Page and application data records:
*** Block opens ***

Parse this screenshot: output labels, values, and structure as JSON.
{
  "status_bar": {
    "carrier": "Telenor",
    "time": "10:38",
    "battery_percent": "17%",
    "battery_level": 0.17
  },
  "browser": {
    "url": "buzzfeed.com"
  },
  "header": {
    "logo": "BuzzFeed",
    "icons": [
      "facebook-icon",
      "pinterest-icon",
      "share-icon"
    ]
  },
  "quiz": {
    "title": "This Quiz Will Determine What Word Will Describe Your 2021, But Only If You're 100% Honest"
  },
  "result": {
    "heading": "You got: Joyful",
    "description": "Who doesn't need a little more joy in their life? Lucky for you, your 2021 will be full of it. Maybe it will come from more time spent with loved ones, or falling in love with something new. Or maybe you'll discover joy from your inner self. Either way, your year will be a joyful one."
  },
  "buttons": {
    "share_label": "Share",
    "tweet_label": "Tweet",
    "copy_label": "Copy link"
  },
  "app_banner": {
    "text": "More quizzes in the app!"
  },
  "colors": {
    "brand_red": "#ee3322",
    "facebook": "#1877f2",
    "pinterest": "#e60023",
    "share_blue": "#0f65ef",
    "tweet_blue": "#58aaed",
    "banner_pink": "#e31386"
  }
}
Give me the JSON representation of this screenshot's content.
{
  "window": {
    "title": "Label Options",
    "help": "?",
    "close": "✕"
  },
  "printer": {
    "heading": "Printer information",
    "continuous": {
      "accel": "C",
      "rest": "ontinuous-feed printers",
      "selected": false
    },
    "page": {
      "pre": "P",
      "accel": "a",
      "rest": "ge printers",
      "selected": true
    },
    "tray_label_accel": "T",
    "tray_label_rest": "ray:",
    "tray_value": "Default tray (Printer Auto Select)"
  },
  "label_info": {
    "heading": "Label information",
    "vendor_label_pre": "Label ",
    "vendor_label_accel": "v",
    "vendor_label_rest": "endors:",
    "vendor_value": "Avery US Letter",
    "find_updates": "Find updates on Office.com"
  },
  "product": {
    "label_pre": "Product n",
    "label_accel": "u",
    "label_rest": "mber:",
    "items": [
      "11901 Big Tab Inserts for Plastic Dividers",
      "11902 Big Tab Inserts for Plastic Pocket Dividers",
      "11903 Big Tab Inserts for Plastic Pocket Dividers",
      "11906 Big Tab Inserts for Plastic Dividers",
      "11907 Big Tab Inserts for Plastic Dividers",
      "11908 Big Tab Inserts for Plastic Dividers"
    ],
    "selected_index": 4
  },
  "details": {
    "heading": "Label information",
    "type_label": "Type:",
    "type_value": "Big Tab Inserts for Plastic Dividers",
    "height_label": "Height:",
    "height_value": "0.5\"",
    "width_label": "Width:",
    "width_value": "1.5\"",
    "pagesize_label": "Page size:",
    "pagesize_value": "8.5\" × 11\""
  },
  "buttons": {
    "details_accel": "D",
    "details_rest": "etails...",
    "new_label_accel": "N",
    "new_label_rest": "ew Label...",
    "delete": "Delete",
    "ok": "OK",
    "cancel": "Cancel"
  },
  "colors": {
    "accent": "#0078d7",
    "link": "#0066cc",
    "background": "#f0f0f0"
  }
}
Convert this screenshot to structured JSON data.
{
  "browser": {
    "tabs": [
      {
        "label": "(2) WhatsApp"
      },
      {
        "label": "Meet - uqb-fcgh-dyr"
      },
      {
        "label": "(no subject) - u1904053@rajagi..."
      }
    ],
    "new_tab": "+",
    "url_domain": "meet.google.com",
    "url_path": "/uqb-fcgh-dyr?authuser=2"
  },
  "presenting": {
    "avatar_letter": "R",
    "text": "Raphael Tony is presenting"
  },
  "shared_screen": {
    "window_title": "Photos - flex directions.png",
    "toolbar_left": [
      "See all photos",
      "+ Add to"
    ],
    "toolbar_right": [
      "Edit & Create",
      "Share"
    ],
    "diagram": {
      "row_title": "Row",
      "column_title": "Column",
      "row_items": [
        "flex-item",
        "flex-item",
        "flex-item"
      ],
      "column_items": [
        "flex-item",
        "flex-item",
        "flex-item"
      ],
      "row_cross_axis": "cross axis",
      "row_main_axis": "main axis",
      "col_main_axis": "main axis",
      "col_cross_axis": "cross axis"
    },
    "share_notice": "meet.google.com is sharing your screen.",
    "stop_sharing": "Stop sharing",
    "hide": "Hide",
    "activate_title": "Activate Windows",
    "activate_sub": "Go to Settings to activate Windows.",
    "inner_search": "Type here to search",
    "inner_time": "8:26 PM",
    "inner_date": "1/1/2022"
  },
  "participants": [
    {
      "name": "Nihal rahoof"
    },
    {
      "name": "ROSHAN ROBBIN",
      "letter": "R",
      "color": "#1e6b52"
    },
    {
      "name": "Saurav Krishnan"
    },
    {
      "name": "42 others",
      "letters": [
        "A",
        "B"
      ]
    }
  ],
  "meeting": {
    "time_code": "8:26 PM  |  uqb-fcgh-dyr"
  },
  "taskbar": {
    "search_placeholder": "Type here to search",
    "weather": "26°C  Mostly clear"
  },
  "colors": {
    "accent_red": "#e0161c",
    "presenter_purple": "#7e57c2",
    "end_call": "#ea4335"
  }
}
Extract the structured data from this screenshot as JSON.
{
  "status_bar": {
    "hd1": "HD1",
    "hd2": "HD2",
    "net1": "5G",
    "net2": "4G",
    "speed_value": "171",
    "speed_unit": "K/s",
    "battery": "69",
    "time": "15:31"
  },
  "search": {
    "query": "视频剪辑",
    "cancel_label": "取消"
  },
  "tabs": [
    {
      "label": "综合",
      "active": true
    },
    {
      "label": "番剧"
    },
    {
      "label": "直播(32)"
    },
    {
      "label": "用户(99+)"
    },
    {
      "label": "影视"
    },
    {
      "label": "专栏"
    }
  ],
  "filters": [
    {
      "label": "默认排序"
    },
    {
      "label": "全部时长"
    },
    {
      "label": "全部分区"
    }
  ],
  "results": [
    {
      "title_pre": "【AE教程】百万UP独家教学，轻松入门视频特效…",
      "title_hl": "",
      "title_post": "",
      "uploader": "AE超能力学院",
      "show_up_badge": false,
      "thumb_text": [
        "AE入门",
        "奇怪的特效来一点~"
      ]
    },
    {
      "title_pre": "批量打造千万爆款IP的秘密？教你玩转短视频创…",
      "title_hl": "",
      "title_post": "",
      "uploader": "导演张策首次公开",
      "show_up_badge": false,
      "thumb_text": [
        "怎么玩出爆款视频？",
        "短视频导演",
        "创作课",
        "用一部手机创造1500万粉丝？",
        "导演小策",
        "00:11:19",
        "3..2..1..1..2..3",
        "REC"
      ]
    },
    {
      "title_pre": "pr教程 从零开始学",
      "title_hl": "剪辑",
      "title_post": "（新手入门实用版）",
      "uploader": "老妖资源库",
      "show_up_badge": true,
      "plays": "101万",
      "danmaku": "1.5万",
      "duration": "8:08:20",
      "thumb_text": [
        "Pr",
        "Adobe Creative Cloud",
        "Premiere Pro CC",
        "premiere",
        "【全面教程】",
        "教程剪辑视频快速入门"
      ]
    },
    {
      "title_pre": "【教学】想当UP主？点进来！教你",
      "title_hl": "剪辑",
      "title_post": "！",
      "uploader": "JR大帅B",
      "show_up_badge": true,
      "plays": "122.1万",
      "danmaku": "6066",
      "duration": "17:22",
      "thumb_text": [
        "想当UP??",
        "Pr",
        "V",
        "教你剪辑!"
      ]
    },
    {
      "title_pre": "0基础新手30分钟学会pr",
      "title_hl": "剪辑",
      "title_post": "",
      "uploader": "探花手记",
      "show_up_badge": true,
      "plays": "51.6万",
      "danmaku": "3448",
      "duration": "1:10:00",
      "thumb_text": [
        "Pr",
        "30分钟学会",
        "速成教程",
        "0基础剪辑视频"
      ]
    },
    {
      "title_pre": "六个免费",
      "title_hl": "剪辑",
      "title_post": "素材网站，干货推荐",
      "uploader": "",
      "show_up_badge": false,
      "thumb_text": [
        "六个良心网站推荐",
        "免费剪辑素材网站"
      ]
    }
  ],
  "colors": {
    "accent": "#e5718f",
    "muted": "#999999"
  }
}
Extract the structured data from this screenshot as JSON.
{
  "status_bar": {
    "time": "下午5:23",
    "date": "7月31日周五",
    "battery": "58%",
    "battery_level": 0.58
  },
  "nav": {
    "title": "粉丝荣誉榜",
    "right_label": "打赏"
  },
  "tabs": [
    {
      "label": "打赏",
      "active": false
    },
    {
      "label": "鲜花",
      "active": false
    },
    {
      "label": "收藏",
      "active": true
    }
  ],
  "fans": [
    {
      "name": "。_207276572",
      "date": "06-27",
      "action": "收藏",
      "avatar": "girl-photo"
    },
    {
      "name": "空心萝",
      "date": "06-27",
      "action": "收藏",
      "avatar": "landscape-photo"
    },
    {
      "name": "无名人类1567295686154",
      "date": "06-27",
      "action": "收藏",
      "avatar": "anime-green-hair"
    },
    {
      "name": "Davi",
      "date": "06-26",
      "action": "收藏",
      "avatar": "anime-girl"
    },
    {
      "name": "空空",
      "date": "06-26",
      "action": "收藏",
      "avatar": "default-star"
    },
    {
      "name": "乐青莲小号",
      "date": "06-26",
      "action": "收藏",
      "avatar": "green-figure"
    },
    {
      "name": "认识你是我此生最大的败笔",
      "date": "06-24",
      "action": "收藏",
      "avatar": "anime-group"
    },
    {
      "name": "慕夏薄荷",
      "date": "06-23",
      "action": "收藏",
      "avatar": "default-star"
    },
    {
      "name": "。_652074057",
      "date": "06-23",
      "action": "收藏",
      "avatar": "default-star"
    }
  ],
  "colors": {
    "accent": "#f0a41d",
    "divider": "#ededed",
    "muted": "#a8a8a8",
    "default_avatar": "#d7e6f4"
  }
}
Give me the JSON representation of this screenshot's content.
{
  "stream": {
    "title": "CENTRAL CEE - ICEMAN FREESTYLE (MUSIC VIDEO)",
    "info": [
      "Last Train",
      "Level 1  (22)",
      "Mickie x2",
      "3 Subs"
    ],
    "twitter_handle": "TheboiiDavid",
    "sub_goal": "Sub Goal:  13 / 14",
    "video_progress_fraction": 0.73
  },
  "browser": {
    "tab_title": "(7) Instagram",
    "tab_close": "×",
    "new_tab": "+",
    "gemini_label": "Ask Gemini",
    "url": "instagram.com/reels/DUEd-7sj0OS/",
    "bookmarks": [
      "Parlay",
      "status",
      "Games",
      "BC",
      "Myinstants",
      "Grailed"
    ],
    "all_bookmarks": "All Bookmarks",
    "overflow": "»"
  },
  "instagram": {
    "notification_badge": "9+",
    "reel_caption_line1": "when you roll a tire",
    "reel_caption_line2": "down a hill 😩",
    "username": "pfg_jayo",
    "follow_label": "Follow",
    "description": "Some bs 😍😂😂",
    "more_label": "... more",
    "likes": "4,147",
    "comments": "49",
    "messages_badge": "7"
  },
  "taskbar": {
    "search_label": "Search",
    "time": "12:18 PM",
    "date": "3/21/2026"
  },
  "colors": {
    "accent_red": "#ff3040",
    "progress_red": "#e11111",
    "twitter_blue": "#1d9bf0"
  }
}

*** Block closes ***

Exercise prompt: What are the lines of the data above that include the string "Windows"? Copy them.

Answer box:
    "activate_title": "Activate Windows",
    "activate_sub": "Go to Settings to activate Windows.",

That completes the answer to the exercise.